(SOURCE INFORMATION):
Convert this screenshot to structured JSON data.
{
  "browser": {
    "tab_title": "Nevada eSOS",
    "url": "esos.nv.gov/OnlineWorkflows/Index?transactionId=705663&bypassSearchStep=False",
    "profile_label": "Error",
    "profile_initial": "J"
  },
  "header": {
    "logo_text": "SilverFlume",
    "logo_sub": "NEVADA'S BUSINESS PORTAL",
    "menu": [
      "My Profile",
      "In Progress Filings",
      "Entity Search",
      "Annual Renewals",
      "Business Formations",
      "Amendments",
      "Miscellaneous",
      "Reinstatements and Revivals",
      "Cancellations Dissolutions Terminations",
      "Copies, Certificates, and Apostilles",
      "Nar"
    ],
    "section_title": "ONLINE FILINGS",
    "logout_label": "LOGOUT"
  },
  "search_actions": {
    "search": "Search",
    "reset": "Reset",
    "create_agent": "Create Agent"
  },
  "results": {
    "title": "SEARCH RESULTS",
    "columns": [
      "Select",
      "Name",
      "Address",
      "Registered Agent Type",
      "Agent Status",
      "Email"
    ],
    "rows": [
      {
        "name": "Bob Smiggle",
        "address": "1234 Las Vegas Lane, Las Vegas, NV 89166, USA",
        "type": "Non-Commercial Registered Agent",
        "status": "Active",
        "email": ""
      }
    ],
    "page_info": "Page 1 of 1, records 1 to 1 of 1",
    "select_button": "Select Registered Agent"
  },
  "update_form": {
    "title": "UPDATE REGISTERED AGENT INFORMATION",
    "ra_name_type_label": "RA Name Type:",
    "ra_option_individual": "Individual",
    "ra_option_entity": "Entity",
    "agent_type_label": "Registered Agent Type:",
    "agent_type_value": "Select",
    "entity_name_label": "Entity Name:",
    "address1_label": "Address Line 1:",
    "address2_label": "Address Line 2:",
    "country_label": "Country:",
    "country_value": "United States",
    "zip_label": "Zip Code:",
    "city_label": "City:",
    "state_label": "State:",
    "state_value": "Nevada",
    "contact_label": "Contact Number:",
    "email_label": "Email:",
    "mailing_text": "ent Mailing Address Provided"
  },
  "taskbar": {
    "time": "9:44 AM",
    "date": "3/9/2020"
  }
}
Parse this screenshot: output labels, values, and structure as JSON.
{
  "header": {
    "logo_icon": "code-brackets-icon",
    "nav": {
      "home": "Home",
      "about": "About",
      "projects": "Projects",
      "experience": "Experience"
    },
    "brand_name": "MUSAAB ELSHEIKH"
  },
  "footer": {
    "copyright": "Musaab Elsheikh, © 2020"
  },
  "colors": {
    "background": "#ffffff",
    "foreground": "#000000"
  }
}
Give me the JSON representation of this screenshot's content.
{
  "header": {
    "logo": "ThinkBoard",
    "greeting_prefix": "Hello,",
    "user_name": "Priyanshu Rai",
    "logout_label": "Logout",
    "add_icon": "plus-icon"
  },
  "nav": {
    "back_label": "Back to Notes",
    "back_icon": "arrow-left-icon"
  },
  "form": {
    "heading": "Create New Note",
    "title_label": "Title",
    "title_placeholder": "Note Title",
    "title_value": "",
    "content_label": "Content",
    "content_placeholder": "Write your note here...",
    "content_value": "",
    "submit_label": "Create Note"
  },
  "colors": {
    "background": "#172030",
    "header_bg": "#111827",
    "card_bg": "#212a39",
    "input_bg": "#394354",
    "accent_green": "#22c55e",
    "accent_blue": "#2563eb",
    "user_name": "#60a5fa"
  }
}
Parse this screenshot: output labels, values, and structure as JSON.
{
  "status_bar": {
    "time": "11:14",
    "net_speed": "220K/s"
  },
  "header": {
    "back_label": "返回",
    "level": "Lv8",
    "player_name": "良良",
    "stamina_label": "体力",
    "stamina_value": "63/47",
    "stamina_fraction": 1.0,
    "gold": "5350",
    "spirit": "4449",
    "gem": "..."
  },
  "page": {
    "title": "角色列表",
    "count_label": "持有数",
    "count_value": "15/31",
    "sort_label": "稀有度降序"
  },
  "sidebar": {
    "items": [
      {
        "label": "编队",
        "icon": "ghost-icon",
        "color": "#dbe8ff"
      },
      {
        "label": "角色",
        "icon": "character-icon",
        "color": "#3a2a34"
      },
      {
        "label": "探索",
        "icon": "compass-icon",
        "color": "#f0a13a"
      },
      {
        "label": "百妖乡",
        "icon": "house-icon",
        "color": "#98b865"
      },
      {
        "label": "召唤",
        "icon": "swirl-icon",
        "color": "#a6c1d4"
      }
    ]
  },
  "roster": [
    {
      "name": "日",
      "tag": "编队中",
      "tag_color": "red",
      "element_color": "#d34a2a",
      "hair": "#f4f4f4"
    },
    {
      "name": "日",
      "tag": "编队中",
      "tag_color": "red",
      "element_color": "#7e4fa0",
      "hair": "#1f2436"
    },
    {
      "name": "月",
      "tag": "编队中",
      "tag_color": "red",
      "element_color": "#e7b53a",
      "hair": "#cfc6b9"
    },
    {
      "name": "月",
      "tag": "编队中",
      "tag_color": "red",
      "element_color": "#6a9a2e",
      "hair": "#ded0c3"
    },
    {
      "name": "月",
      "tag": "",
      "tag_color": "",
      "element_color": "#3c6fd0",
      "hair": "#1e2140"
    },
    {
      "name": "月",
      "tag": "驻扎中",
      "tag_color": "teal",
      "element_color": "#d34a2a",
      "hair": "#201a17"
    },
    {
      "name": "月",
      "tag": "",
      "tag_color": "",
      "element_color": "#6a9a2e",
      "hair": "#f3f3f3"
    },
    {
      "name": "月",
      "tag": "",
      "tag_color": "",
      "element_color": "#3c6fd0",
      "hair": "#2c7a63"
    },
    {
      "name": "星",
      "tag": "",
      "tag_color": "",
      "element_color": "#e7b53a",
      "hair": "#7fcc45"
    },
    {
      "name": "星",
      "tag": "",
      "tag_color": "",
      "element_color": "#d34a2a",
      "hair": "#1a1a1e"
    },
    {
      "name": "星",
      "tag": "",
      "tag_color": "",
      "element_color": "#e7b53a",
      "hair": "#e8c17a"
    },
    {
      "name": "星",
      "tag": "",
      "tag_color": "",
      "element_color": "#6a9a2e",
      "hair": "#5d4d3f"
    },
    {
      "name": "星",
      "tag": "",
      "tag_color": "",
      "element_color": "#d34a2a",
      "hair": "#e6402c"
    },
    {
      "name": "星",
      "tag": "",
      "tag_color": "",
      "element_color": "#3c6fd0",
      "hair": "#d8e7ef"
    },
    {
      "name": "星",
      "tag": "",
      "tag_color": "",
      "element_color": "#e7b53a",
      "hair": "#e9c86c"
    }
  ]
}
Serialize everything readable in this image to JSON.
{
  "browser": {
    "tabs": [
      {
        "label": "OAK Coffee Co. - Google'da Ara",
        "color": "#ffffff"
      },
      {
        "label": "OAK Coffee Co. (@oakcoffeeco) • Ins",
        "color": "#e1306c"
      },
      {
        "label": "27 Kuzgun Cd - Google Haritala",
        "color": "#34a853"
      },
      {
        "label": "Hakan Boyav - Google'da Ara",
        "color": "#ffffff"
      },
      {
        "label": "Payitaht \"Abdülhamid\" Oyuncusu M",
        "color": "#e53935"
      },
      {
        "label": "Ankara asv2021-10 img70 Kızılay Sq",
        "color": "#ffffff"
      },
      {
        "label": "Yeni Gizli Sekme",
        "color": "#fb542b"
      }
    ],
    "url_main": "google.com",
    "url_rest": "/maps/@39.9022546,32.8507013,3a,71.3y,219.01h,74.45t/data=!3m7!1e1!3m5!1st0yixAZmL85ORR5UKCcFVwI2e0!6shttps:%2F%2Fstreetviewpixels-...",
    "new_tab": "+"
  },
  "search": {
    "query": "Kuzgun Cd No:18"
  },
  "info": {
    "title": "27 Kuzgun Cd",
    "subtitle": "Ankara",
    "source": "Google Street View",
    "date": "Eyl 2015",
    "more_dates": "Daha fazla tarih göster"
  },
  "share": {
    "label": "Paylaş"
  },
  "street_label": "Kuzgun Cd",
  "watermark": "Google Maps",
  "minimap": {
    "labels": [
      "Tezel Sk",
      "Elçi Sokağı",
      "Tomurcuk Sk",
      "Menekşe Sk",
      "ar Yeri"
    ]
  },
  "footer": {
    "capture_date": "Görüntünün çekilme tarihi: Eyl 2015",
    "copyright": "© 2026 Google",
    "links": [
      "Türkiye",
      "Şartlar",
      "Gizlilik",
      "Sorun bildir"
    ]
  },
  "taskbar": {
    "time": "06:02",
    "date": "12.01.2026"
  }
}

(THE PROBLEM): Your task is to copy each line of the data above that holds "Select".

(ANSWER BOX):
      "Select",
    "select_button": "Select Registered Agent"
    "agent_type_value": "Select",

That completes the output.